Finally, a woman may simply believe that bearing a child is incompatible with her life plans at the time. Continuing a pregnancy may have devasting repercussions throughout a woman’s life.
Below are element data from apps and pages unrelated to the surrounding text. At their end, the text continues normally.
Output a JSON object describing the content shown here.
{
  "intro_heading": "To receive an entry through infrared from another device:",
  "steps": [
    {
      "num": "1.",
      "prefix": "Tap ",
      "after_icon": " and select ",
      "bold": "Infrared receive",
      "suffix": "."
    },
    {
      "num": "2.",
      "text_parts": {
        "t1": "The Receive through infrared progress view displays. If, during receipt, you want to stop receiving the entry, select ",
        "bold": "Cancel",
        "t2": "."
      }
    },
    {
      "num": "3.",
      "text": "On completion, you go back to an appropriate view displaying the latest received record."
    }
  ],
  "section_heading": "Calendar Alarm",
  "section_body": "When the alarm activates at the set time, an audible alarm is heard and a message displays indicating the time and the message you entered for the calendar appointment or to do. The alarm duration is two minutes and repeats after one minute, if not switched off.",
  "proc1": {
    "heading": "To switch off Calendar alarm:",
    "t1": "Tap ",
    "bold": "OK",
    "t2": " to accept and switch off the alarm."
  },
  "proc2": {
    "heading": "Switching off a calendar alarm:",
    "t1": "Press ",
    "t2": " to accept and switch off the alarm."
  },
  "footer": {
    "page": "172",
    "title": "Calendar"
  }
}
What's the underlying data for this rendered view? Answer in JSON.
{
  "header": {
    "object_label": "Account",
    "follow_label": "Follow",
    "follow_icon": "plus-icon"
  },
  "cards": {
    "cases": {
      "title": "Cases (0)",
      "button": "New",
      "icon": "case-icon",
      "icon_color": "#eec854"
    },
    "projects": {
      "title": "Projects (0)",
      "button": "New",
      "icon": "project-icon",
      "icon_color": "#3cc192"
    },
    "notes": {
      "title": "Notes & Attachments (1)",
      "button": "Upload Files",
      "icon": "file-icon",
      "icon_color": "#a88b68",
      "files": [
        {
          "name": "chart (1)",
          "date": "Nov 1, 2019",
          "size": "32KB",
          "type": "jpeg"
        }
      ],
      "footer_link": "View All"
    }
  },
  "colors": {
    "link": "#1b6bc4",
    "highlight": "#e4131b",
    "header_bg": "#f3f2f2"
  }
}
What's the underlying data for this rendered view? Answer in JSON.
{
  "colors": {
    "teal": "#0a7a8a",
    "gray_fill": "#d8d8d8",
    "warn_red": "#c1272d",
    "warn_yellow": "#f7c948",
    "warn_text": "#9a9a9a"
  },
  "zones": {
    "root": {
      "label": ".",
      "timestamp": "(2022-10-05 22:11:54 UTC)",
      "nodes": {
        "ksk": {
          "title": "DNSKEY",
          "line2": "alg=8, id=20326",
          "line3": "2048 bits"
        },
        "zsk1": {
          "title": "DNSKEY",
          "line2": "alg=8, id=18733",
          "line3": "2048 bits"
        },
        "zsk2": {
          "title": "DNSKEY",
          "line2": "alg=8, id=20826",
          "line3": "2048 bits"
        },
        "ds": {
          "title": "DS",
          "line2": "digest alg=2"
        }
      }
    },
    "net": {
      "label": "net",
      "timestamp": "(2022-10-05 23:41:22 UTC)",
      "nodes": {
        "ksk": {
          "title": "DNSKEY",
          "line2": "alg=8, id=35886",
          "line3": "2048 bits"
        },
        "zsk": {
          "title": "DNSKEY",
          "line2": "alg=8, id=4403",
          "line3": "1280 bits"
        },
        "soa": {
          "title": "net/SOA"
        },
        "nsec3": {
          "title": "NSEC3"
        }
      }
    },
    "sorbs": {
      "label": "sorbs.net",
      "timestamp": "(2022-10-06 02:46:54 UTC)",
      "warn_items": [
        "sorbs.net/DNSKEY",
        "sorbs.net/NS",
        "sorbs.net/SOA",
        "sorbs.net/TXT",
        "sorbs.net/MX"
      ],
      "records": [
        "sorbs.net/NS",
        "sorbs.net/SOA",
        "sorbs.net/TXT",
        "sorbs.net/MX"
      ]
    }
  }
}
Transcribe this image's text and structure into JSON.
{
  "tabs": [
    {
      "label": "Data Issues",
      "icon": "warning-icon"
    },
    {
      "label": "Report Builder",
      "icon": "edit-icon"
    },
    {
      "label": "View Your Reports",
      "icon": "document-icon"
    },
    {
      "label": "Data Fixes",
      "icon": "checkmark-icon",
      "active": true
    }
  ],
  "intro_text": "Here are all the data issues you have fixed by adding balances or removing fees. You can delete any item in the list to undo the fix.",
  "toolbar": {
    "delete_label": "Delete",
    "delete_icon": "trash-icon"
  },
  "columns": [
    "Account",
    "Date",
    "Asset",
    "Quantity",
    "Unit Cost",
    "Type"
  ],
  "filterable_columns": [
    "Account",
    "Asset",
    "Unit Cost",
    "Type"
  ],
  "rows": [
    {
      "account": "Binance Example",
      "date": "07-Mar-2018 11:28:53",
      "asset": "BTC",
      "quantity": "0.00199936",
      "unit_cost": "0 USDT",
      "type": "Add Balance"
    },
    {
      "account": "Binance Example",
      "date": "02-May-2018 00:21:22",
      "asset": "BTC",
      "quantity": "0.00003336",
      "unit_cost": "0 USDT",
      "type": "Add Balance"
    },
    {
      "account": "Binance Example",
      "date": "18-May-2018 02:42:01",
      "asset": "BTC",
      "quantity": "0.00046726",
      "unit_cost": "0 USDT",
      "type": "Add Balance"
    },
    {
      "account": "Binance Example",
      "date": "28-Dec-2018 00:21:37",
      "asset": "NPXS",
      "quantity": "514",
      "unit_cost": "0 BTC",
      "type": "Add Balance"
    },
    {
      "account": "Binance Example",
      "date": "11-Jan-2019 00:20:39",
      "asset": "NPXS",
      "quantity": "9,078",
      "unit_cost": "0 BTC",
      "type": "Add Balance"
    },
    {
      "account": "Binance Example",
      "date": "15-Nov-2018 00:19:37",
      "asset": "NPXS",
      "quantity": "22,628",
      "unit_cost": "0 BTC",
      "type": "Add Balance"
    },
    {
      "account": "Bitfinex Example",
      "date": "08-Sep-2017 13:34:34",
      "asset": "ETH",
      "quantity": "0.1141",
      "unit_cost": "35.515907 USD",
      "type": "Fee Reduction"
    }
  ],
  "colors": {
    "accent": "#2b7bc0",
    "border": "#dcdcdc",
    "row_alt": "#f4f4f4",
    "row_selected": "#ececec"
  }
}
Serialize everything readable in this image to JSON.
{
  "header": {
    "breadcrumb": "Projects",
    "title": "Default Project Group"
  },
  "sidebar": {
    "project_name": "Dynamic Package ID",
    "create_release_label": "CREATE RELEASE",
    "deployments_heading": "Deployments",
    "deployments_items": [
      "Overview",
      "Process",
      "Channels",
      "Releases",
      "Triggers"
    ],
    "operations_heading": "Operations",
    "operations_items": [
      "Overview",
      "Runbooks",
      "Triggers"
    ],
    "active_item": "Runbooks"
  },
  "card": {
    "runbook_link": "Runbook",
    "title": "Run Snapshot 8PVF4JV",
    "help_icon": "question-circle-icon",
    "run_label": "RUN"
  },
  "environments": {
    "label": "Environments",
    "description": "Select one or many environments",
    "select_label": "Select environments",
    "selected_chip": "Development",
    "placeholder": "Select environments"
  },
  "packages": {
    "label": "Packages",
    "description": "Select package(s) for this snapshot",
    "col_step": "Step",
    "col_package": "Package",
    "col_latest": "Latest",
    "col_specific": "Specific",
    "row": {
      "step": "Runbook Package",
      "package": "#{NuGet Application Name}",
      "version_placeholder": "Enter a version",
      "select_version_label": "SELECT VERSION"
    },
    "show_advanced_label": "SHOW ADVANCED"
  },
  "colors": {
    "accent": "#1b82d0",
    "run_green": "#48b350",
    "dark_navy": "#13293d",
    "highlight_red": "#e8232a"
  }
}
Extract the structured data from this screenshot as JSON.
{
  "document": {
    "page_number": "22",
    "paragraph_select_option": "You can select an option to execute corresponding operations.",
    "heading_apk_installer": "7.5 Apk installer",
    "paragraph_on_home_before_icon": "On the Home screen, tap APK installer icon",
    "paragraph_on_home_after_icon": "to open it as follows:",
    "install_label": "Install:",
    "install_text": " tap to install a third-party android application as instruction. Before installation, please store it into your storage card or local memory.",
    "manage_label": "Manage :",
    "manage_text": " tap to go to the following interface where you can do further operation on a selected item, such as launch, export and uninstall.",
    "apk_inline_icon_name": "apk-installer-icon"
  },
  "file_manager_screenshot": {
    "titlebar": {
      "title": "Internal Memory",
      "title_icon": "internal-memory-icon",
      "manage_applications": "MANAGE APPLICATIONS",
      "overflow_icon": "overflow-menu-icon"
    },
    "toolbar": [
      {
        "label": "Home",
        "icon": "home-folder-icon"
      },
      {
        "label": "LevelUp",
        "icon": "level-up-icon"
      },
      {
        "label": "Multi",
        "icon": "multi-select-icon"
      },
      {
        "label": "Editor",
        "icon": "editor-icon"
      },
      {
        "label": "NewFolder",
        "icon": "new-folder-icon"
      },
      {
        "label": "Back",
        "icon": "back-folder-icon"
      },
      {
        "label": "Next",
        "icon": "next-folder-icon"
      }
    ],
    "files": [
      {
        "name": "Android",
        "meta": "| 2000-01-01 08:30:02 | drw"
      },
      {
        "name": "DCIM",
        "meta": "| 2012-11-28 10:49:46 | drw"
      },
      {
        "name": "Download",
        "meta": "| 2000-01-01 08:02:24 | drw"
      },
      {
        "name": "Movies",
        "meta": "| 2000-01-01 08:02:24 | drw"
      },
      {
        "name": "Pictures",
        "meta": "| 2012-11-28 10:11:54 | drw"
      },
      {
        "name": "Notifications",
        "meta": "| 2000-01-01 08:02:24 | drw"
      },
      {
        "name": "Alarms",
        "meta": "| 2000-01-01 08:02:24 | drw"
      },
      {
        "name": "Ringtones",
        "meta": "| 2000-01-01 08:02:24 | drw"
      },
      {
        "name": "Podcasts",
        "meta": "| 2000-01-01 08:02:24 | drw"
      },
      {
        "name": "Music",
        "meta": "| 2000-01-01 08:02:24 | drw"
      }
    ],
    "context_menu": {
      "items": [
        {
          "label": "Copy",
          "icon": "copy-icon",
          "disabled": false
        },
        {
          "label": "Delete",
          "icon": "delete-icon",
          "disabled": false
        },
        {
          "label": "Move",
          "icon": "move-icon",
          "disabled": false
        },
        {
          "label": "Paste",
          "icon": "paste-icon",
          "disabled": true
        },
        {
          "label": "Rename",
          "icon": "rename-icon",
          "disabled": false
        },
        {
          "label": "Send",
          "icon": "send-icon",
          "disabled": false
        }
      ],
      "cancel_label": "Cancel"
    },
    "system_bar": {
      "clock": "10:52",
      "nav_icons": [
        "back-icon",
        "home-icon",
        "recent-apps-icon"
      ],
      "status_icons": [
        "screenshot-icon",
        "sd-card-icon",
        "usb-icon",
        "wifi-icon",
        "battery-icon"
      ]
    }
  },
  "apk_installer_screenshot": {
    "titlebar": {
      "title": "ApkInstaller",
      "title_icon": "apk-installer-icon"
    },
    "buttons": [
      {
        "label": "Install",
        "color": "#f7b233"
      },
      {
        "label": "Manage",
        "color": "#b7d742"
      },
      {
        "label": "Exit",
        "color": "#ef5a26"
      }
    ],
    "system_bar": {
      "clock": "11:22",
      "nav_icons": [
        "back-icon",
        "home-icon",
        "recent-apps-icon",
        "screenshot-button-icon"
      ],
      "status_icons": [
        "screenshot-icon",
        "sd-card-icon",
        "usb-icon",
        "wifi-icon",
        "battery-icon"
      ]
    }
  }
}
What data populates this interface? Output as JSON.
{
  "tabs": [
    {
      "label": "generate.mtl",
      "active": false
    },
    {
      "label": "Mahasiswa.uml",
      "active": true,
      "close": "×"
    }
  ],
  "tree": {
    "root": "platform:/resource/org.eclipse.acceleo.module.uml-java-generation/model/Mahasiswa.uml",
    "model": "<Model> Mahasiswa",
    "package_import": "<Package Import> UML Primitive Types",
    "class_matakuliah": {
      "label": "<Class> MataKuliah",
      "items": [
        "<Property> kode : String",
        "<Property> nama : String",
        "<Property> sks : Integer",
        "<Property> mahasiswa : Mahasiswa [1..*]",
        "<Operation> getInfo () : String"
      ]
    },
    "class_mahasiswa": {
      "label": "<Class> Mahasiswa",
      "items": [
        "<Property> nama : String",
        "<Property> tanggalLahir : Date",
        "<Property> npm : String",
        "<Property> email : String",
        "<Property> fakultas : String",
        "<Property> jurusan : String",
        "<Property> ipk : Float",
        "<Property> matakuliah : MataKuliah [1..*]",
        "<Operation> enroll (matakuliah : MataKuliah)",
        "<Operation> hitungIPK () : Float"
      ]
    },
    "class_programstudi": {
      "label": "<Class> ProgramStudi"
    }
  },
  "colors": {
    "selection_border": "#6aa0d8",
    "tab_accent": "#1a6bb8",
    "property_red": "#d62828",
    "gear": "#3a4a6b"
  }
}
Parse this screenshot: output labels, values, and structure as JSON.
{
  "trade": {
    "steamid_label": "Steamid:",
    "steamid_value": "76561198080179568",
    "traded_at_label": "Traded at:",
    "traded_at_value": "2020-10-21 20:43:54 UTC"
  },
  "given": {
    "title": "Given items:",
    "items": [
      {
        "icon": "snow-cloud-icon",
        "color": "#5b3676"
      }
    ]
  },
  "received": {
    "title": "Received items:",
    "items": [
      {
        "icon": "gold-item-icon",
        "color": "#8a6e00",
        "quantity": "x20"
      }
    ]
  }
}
If the woman is young, then a pregnancy will likely reduce her chances of pursuing an education and hence limit her career and life opportunites: “The earlier a woman has a baby, it seems, the more likely she is to remain poorly paid, peripheral to the labor market, or unemployed, and the more children she will have” (Petchesky 1985, 150*). In many circumstances, having a child will exacerbate the social and economic forces already stacked against a woman by virtue of her sex (and her race, class, age, sexual orientation, disabilities, and so forth). Access to abortion is necessary for many women if they are to escape the oppressive conditions of poverty.
*Petchesky, Rosalind P., 1985, Abortion and Women’s Choice: The State, Sexuality, and Reproductive Freedom, Boston: Northeastern University Press, 1985
Susan Sherwin, No Longer Patient: Feminist Ethics and Health Care, Philadelphia: Temple University Press, 1992, p. 102